----- Provided information

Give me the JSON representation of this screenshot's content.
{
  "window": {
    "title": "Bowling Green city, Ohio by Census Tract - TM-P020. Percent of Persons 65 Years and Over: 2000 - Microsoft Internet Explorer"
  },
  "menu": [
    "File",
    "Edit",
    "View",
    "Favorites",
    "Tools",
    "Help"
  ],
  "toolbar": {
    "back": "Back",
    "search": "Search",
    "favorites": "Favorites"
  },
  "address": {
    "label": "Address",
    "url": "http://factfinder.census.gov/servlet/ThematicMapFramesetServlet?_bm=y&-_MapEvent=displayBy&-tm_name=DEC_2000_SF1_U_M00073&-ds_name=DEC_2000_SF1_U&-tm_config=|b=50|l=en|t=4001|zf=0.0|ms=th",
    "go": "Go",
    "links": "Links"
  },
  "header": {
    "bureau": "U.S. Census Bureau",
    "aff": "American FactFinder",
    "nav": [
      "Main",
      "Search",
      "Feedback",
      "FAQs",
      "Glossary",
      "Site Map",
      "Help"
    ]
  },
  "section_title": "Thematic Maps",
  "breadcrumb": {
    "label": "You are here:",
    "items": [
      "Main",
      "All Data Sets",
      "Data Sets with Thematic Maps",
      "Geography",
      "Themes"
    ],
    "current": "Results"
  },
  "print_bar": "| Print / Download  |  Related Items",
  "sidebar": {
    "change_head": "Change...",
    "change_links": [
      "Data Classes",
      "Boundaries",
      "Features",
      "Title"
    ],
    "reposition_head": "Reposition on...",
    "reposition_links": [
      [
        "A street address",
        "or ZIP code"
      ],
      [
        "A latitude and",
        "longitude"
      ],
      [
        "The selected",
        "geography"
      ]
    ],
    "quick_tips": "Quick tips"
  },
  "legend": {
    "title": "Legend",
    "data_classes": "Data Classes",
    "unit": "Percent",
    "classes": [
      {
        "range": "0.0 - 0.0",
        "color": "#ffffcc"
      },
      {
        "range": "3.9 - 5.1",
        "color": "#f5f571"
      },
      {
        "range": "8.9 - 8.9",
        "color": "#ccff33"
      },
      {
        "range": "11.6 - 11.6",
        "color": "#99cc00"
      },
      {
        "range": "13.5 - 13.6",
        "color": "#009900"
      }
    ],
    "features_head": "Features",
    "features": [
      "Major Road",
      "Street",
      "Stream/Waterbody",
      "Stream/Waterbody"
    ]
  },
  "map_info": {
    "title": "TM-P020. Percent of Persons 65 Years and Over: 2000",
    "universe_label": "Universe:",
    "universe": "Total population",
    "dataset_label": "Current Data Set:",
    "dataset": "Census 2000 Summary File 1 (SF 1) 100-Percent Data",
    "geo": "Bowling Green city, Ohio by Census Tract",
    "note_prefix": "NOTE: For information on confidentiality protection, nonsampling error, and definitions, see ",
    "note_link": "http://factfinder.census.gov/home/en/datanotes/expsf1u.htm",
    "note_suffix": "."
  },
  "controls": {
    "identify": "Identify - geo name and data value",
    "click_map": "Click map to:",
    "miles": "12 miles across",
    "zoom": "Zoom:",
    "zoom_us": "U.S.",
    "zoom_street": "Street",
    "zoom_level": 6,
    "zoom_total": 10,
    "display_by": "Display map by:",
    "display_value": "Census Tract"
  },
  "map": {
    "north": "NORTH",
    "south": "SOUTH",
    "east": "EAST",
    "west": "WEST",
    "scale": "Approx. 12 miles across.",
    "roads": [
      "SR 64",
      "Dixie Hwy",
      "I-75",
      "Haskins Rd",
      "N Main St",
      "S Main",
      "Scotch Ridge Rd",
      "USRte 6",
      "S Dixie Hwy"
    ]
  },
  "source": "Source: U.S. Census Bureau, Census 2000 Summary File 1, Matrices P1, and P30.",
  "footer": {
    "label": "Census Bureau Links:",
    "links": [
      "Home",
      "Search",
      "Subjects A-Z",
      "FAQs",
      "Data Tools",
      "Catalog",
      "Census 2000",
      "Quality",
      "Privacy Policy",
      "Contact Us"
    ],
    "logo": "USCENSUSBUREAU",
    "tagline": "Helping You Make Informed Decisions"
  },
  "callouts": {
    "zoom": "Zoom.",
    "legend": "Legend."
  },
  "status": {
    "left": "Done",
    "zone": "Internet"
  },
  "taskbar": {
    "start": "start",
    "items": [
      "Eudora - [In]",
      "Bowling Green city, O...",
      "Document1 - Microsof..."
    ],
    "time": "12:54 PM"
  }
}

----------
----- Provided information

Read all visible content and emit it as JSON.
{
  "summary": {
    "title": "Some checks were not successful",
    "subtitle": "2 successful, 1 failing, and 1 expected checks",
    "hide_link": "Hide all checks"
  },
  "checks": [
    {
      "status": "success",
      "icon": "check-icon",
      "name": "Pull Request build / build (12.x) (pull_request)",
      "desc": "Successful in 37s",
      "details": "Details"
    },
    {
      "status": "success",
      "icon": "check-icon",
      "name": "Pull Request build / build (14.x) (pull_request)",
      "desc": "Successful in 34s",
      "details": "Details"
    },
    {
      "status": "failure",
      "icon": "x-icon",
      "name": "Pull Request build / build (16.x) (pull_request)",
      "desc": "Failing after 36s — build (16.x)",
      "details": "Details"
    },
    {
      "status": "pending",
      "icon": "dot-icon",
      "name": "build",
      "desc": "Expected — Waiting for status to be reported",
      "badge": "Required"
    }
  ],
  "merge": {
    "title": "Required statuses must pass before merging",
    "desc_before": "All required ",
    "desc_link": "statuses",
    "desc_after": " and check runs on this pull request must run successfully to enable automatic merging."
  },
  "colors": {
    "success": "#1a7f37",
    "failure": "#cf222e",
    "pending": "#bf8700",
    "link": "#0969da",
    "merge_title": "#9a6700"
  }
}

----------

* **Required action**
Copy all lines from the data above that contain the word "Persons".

* **Exercise answer**
    "title": "Bowling Green city, Ohio by Census Tract - TM-P020. Percent of Persons 65 Years and Over: 2000 - Microsoft Internet Explorer"
    "title": "TM-P020. Percent of Persons 65 Years and Over: 2000",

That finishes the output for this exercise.